So, when it comes to working with young leaders, remember these things:
Treat them as fellow workers in Christ – I’ve seen older leaders treat young leaders like kids; no respect, no attention, and no place at the table. Young leaders who are willing to show up and do the work deserve at the very least a chance.
Don’t Assume – Many older leaders that I’ve talked to will admit that they see young leaders as something like a pet: Energetic, hungry for attention, and always making messes. Unfortunately I’ve seen many young leaders look just that way, perpetuating those stereotypes. The point is, you can’t judge a book by it’s cover, and you should give young leaders the benefit of the doubt: They are there to further the kingdom. Don’t assume anything until you have actually worked with them.
Be Open – They may not have a lot of experience, but young people have a lot of fresh ideas and seemingly boundless energy. Don’t discredit one of their ideas because it’s something new or untried. Consider it on it’s merits, discuss it, and treat it as you would any other ideas the group generates.
Remember, They’re Learning – Young leaders will step in it, and if you remember right, so did you. Be compassionate and loving yet firm with young leaders who don’t hit expectations. You’re doing some other organization in the future a huge favor by pushing them.
Challenge Them – Don’t give young leaders work no one else wants just because they are young. Young leaders need to be challenged in order to grow and learn. Don’t bore them to death because you don’t think they’re ready; let them prove themselves.
Take One Under Your Wing – Think a young leader has some things to learn? Then teach Them. Become a mentor to a young leader and give them the benefits of your knowledge and wisdom.

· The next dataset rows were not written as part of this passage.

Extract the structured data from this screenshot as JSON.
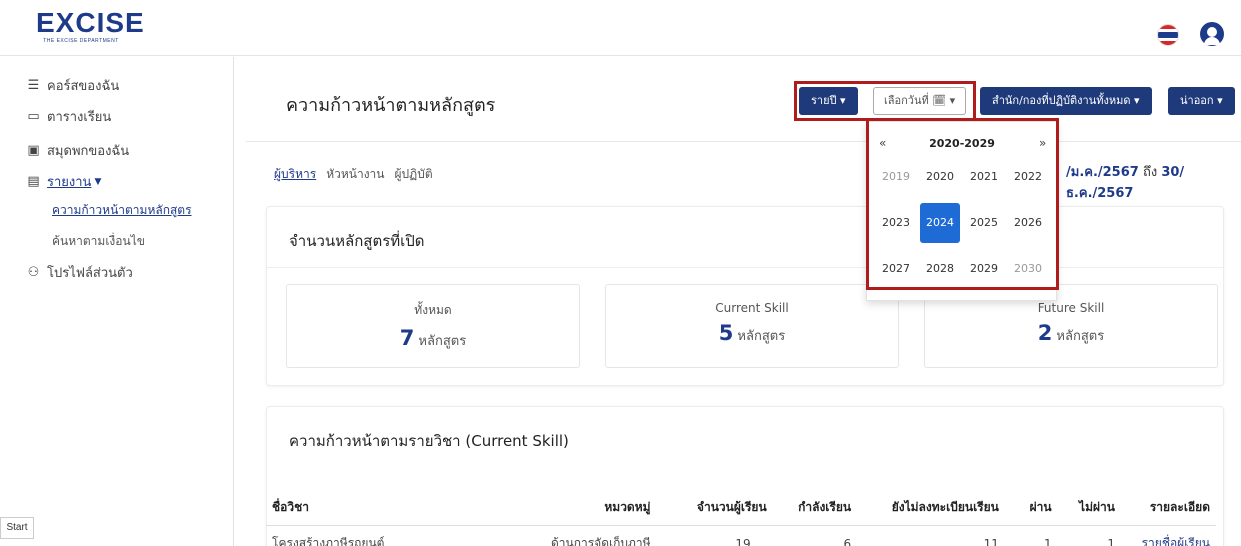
{
  "header": {
    "logo_text": "EXCISE",
    "logo_subtext": "THE EXCISE DEPARTMENT"
  },
  "sidebar": {
    "items": [
      {
        "label": "คอร์สของฉัน"
      },
      {
        "label": "ตารางเรียน"
      },
      {
        "label": "สมุดพกของฉัน"
      },
      {
        "label": "รายงาน"
      },
      {
        "label": "โปรไฟล์ส่วนตัว"
      }
    ],
    "subitems": [
      {
        "label": "ความก้าวหน้าตามหลักสูตร"
      },
      {
        "label": "ค้นหาตามเงื่อนไข"
      }
    ],
    "start_label": "Start"
  },
  "main": {
    "title": "ความก้าวหน้าตามหลักสูตร",
    "buttons": {
      "period": "รายปี ▾",
      "choose_date": "เลือกวันที่ 🗓 ▾",
      "office": "สำนัก/กองที่ปฏิบัติงานทั้งหมด ▾",
      "province": "น่าออก ▾"
    },
    "tabs": [
      "ผู้บริหาร",
      "หัวหน้างาน",
      "ผู้ปฏิบัติ"
    ],
    "date_range": {
      "from": "/ม.ค./2567",
      "to_word": "ถึง",
      "to": "30/ธ.ค./2567"
    },
    "open_courses": {
      "title": "จำนวนหลักสูตรที่เปิด",
      "unit": "หลักสูตร",
      "stats": [
        {
          "label": "ทั้งหมด",
          "value": "7"
        },
        {
          "label": "Current Skill",
          "value": "5"
        },
        {
          "label": "Future Skill",
          "value": "2"
        }
      ]
    },
    "subject_progress": {
      "title": "ความก้าวหน้าตามรายวิชา (Current Skill)",
      "columns": [
        "ชื่อวิชา",
        "หมวดหมู่",
        "จำนวนผู้เรียน",
        "กำลังเรียน",
        "ยังไม่ลงทะเบียนเรียน",
        "ผ่าน",
        "ไม่ผ่าน",
        "รายละเอียด"
      ],
      "rows": [
        [
          "โครงสร้างภาษีรถยนต์",
          "ด้านการจัดเก็บภาษี",
          "19",
          "6",
          "11",
          "1",
          "1",
          "รายชื่อผู้เรียน"
        ]
      ]
    }
  },
  "year_picker": {
    "prev": "«",
    "next": "»",
    "decade": "2020-2029",
    "years": [
      "2019",
      "2020",
      "2021",
      "2022",
      "2023",
      "2024",
      "2025",
      "2026",
      "2027",
      "2028",
      "2029",
      "2030"
    ],
    "selected": "2024"
  },
  "colors": {
    "primary": "#1f3a7a",
    "highlight_box": "#b01c1c",
    "selected_year": "#1e6bd6"
  }
}
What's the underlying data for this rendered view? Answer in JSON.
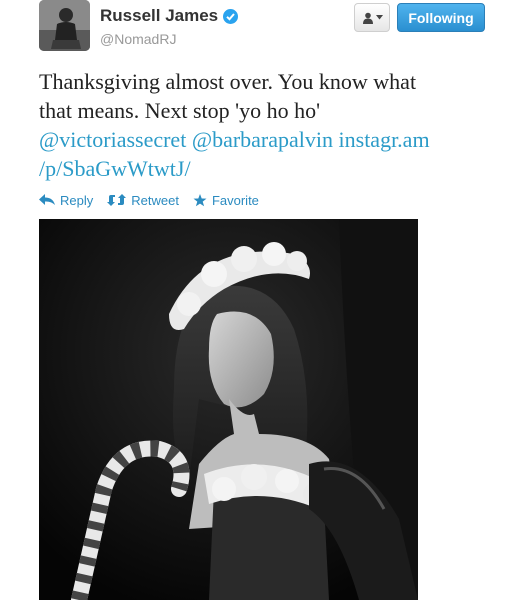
{
  "header": {
    "display_name": "Russell James",
    "username": "@NomadRJ",
    "follow_label": "Following"
  },
  "tweet": {
    "text_line1": "Thanksgiving almost over. You know what",
    "text_line2": "that means. Next stop 'yo ho ho'",
    "mention1": "@victoriassecret",
    "mention2": "@barbarapalvin",
    "link_part1": "instagr.am",
    "link_part2": "/p/SbaGwWtwtJ/"
  },
  "actions": {
    "reply": "Reply",
    "retweet": "Retweet",
    "favorite": "Favorite"
  },
  "colors": {
    "link": "#2b9bc8",
    "action": "#2b8bc0",
    "follow_button": "#3aa0df",
    "verified": "#2aa3ef"
  },
  "icons": [
    "avatar-photo",
    "verified-badge-icon",
    "user-icon",
    "chevron-down-icon",
    "reply-icon",
    "retweet-icon",
    "star-icon"
  ]
}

I’m sure that we could stay here all day exchanging tips (and if you have one for either an older or younger leader, please feel free to leave it in the comments section) but in the end, we need to bring everyone to the table and get to work on the very important work of the Gospel.